Aww, good job Princess. This gave me the warm fuzzies too.

sequined said...

I actually can't watch races end, even ones I'm in, because for some reason watching people finish a race is the most emotionally moving experience I ever have and it almost always makes me cry. Literally. Tears down my face, lump in throat. Make it a cancer run and I would be a mess.

ToughGirl101 said...

It's a good cause and a good experience. You'll love it.

Jocelyn said...

Oh, I think you have to run at least 6K before you experience the mythical runner's high.

Heh.

Or you have to drink the rum and Cokes WHILE you run.

Good job, ladygirl.

Essentially Me said...

Congratulations! I've always wanted to do a run for a cure but I always chicken out in the end and just make the donation. It's something I should definitely strive for.

chasinglibby said...

you go girl!!!! good for you!

Joanna said...

Good for you! Running is such pain to me, though I try and try every week to convince myself otherwise. I used to love to run as a kid and play tag and other game...when did it become such grueling work?

jenn said...

Yay! Nothing better than charity to motivate you to run...

Brett said...

Well done, but at first i thought you were going to say you had run a 1/2 marathon as we had ours her this weekend.

SMARTBuddy said...

Running! In a 'race!' Awesome!

t.k.foster said...

Sounds like a great thing to run for though. But pulling your groin? Ouch; does that hurt as bad for females as it does for males - I'd imagine it'd be worse.

dmb5_libra said...

good for you!!! i probably would have walked the whole way.

runners high? its out there, i'm just too lazy to find it. we knew each other well in high school.

Daisy said...

That's AWESOME!!! Congrats on the 5k.

poodlegoose said...

Wow, you ran! That's awesome. I usually find it hard to run at events like that, simply because I'm so chock full of emotion, I find it hard to concentrate on anything else. And running takes up pretty much all of my concentration.

Congrats to you for accomplishing this for such a good cause.

Yoda said...

If you ran after the double rum and coke, you may have been flailier? lol, is that even a word??

All Mod Cons said...

Congratulations!

Runners High does exist. It's called Stopping. At least in my book.

Katelin said...

nice job! that's awesome. :)

lspoon said...

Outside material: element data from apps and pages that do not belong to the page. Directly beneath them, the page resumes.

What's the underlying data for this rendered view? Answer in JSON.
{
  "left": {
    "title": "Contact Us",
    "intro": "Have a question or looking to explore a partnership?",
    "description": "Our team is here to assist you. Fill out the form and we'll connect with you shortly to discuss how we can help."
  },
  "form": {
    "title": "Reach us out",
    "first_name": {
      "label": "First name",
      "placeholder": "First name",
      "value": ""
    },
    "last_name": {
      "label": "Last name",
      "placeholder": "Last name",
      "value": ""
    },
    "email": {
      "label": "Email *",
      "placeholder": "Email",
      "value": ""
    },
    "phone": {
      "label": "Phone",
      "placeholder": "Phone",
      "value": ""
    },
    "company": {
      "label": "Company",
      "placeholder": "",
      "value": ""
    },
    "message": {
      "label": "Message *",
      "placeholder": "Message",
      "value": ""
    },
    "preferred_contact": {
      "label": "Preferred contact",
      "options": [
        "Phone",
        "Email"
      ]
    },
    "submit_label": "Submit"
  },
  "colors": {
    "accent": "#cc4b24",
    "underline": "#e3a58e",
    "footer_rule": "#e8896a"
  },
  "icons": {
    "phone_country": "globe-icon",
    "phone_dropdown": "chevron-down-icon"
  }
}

Good for you! That is awesome of you. And way to go being the #1 fundraiser :)

Z said...

I second (third?) the "that's awesome!" comments :)

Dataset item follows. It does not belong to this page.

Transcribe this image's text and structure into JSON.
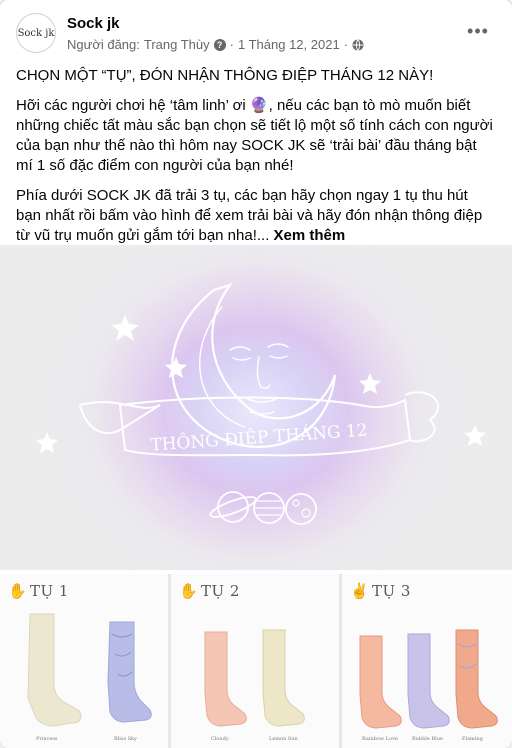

Lindsey said...

I hate running...but I love when other people do. It seems like almost every day I tell myself today I will run. Yeah, it never happens.

benjibopper said...

i can't seem to motivate myself to run unless i have a ball in my hand and there's a net at the endpoint. good on you though. i just gave some cash.